On a sunny morning, not long ago, along a trail crisscrossing Mount Madonna School’s (MMS) campus forest and meadows, preschool, kindergarten and second grade students gathered to listen to MMS Parent and Santa Clara County Parks Interpreter, Lynda Will. She told the traditional Ohlone tale about distinguishing the acorns from different types of oak trees as a way to direct the students’ attention to the importance of the plants and animals valued by the Ohlone and other Native people, early inhabitants of the region.
“We set out initially for the campus lake to see the tule, a plentiful bulrush used by Native people for weaving into baskets, boats, and other items,” Will explained.
Near the lake’s edge, Will, used a traditional Ohlone tool (the shoulder blade of a deer fashioned into a saw), to cut one-inch samples for each child of green tule to look at and feel. As they continued their walk along the path looking for other plants used by the Ohlone, the students also spotted wild turkey and deer tracks. Teacher Hema Walker pointed out madrone trees, and the students excitedly found madrone berries, which the Ohlone fermented into a cider-like drink, and spied bracken fern, used for basket making. Nearby, beneath the campus oak trees, a treasure trove – an abundance of several types of acorns.
The children had the opportunity to grind up acorns in a mortar and pestle as the story was relayed, as well as examine several kinds of foods, including acorns that the Ohlone gathered from the forest.
“All acorns were used for food,” said Will. “In the Ohlone story, the acorns are spirit people who are told they will soon be going down to Earth and so must each quickly make a cap or ‘hat.’ For the Valley Oaks, they weave a large basket, so their hats are large. The Live Oak finishes its hat, and is known for a small, smooth cap. The Tanoak doesn’t finish in time, so its cap is shaggy and rough.
“In the story because the Tanoak is unhappy with her basket hat, she curses all of the other acorns so that they won’t taste good. Kids and adults often think it’s a strange story because one acorn wishes the others ill, but the acorn story is not a morality story like many in our Western tradition. The point of the story is for the listener to learn and remember which acorns make the best tasting food. After all, their survival is based on knowing which foods are good and which will make you sick. Native stories are often more about teaching how to survive.

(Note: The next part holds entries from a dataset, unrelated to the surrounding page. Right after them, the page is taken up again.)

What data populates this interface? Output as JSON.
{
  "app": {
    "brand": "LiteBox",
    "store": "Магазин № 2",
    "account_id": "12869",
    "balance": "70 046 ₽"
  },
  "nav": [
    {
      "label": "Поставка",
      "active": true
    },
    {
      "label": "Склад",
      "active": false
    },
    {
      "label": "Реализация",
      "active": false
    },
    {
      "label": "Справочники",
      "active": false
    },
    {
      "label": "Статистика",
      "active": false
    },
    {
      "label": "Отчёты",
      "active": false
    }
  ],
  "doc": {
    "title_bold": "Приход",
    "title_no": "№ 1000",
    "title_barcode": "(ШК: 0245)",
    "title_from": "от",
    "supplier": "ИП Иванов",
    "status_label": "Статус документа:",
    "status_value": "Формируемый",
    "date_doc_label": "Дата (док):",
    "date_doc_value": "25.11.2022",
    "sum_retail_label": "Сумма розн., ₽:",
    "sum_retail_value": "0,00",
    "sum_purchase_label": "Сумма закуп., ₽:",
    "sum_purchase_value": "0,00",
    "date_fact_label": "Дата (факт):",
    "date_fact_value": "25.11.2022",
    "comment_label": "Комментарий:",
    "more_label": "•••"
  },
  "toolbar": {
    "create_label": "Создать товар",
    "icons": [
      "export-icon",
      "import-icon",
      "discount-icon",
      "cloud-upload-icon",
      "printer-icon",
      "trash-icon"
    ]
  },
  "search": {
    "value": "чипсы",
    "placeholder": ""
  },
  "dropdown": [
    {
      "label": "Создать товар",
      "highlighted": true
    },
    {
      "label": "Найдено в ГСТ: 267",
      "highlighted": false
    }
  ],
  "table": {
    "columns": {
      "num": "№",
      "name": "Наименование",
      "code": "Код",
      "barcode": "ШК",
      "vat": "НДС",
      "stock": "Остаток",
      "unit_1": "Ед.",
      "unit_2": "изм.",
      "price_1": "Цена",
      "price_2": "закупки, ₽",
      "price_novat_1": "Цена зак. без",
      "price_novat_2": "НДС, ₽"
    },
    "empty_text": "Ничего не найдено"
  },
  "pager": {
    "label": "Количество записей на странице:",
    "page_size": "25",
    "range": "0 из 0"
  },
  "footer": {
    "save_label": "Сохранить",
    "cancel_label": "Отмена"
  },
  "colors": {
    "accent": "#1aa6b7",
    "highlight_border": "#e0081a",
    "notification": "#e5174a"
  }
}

“It was really nice to have the second graders along on our discovery hike,” Will said. “They’d heard and seen some of this natural history content before, and in support of the practice of oral storytelling, they could speak up and share what they remembered, and continue that tradition.”
Preschool and kindergarten students took this further and later ground up acorns in their classroom mortar and pestle. They rinsed the flour every day for a week and then used it to bake tasty acorn pumpkin biscuits.
“Learning about the native peoples who lived so harmoniously with the land supports our year-long curriculum of exploring and appreciating the natural world,” said Walker, “and understanding how our lives are dependent upon the gifts of nature.”
By Prema Gammons
Photos by Maureen Pramanik
Nestled among the redwoods on 355 mountaintop acres, Mount Madonna is a safe and nurturing college-preparatory school that supports students in becoming caring, self-aware and articulate critical thinkers, who are prepared to meet challenges with perseverance, creativity and integrity. The CAIS and WASC accredited program emphasizes academic excellence, creative self-expression and positive character development. Located on Summit Road between Gilroy and Watsonville.